By Sara Hiller (Tech Intern)

]]> 0
On The Agenda Tue, 27 Jul 2010 21:35:38 +0000 Lauren Wilson August may be slow in the District, but summer tech events are not slowing down. If you need a way to escape the heat and learn something new, these events will provide just what you are looking for.

  • August 2- Tech@State: Mobile Money – This event will look at the “mobile frontier” and technology in relation to money and U.S. Foreign Policy. The event takes place at the George C. Marshall Center at the U.S. Department of State and will run from 8 am to 12:30 pm.
  • August 5- Mashable U.S. Summer Tour in Washington D.C. – SummerMash will offer excellent networking opportunities and social media learning opportunities.  The event will take place at the USA Today Headquarters from 7 to 10 pm.
  • August 14- Power Twitter: How to Make Twitter Do More in Less Time – Not up to par on your Tweeting?
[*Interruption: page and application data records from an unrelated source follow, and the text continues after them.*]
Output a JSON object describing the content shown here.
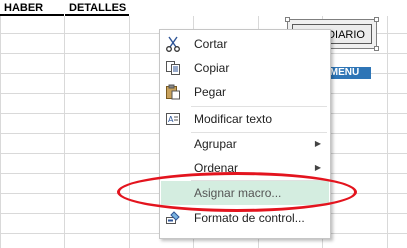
{
  "sheet": {
    "headers": [
      "HABER",
      "DETALLES"
    ]
  },
  "shape_button": {
    "label": "O DIARIO"
  },
  "menu_cell": {
    "label": "MENU"
  },
  "context_menu": {
    "items": [
      {
        "label": "Cortar",
        "icon": "scissors-icon",
        "submenu": false
      },
      {
        "label": "Copiar",
        "icon": "copy-icon",
        "submenu": false
      },
      {
        "label": "Pegar",
        "icon": "paste-icon",
        "submenu": false
      },
      {
        "label": "Modificar texto",
        "icon": "edit-text-icon",
        "submenu": false
      },
      {
        "label": "Agrupar",
        "icon": "",
        "submenu": true
      },
      {
        "label": "Ordenar",
        "icon": "",
        "submenu": true
      },
      {
        "label": "Asignar macro...",
        "icon": "",
        "submenu": false,
        "highlighted": true
      },
      {
        "label": "Formato de control...",
        "icon": "format-control-icon",
        "submenu": false
      }
    ]
  },
  "colors": {
    "menu_cell_bg": "#2e75b6",
    "highlight_bg": "#d4ede0",
    "annotation": "#e3141e"
  }
}
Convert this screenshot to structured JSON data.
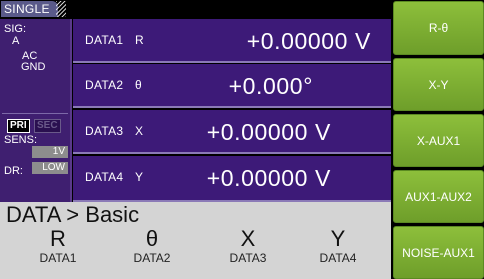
{
  "mode_tab": "SINGLE",
  "status": {
    "sig_label": "SIG:",
    "sig_value": "A",
    "coupling": "AC",
    "ground": "GND",
    "pri": "PRI",
    "sec": "SEC",
    "sens_label": "SENS:",
    "sens_value": "1V",
    "dr_label": "DR:",
    "dr_value": "LOW"
  },
  "data_rows": [
    {
      "label": "DATA1",
      "symbol": "R",
      "value": "+0.00000  V"
    },
    {
      "label": "DATA2",
      "symbol": "θ",
      "value": "+0.000°"
    },
    {
      "label": "DATA3",
      "symbol": "X",
      "value": "+0.00000  V"
    },
    {
      "label": "DATA4",
      "symbol": "Y",
      "value": "+0.00000  V"
    }
  ],
  "breadcrumb": "DATA > Basic",
  "bottom_columns": [
    {
      "symbol": "R",
      "label": "DATA1"
    },
    {
      "symbol": "θ",
      "label": "DATA2"
    },
    {
      "symbol": "X",
      "label": "DATA3"
    },
    {
      "symbol": "Y",
      "label": "DATA4"
    }
  ],
  "side_buttons": [
    "R-θ",
    "X-Y",
    "X-AUX1",
    "AUX1-AUX2",
    "NOISE-AUX1"
  ],
  "colors": {
    "panel": "#3d1a78",
    "button_green": "#7fb236",
    "bottom_bg": "#d4d4d4"
  }
}
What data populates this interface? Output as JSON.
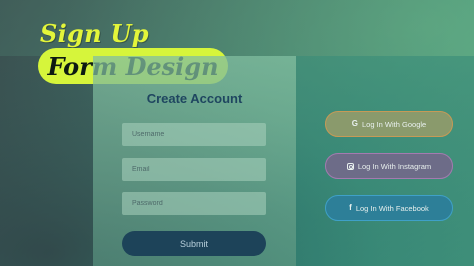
{
  "headline": {
    "line1": "Sign Up",
    "line2": "Form Design"
  },
  "form": {
    "title": "Create Account",
    "fields": [
      {
        "placeholder": "Username"
      },
      {
        "placeholder": "Email"
      },
      {
        "placeholder": "Password"
      }
    ],
    "submit_label": "Submit"
  },
  "social": {
    "google": {
      "label": "Log In With Google",
      "icon": "google-icon"
    },
    "instagram": {
      "label": "Log In With Instagram",
      "icon": "instagram-icon"
    },
    "facebook": {
      "label": "Log In With Facebook",
      "icon": "facebook-icon"
    }
  },
  "colors": {
    "accent": "#d6f53b",
    "submit": "#1d4359",
    "title": "#1f4660"
  }
}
This session will get you up to speed with the basics of Twitter including who to follow, what to Tweet, and how to organize your Twitter account.  The event will be at the GWUL Community Conference Room from 10 am to 12 pm.

By Sara Hiller (Tech Intern)

]]> 0
Media Relations in the Digital Age Thu, 15 Jul 2010 21:35:43 +0000 Lauren Wilson Yesterday I had the opportunity to attend my first Public Relations Society of America (PRSA) event with the National Capital Chapter, “Media Relations in the Digital Age.” The event featured a panel of reporters which included The Economist’s Greg Ip, Marketplace’s Nancy Marshall-Genzer, The Washington Post’s Ceci Connolly, and Kaiser Health News’ Jordan Rau.

What does media relations look like in an increasingly digital age? While there are definitely changes in the options we have available for communication, the overall message was that good reporter-source relationships are still the key to getting your message across.  As a recent graduate I was surprised by the lack of emphasis reporters on the panel placed on social media. When asked how public relations professionals can use social media to generate coverage, the general consensus was that some of their colleagues in the newsroom used Facebook and Twitter to find sources, but that it had little to do with their search in finding news stories. Other tips? The panel emphasized that the same good practices that existed prior to the digital age are as important as ever – suggest stories to reporters based on what they are writing on, and following the current news trends are key.  

I also came across an article on media relations by ReadWriteWeb’s Audrey Watters, which seemed to go along with yesterday’s event perfectly. “Why Press Releases Aren’t Always the Best Way to Get Press,” also addressed positive ways public relations professionals can engage reporters and journalists. The article mentions following reporters on social media as a good way to listen to what they are saying, but also reflected the opinion that genuine relationships are as important as ever. 

By Sara Hiller (Tech Intern)

]]> 0
Sweets and Tweets Wed, 16 Jun 2010 20:24:31 +0000 Lauren Wilson

White walls fluorescent lighting, sculptures and carefully painted pieces mixed with cupcakes as heavy as a paper weight and the most enthusiastic women in technology meant that last night’s Sweets and Tweets: DC’s Most Influential Women in Technology was not your ordinary social media panel discussion. The Hamiltonian Gallery hosted the event, one of many being held during Digital Capital Week.

Are there enough women in technology? Well, we wouldn’t be gathered in an art gallery, tweeting every word, if women were dominating this field. Sadly, only 3% of tech firms are led by women. Debbie Weil, moderator of the discussion asked if we really need a separate list of Women in Technology and the panelists all agreed that a separate list is essential to identifying where women in technology work and what they do.

The panelists also discussed how to advance in this field, the importance of mentorship and a brief mention of other countries that strongly push for women to have a presence in technology. I left the discussion feeling like I wanted more, which is why I’m anxious to have one of the panelists, Katie Stanton, Special Advisor on Innovation at the U.S. State Department and former Google Product Manager, join us in our Hill & Knowlton studios for a video segment on government and technology. Stay tuned!

]]> 1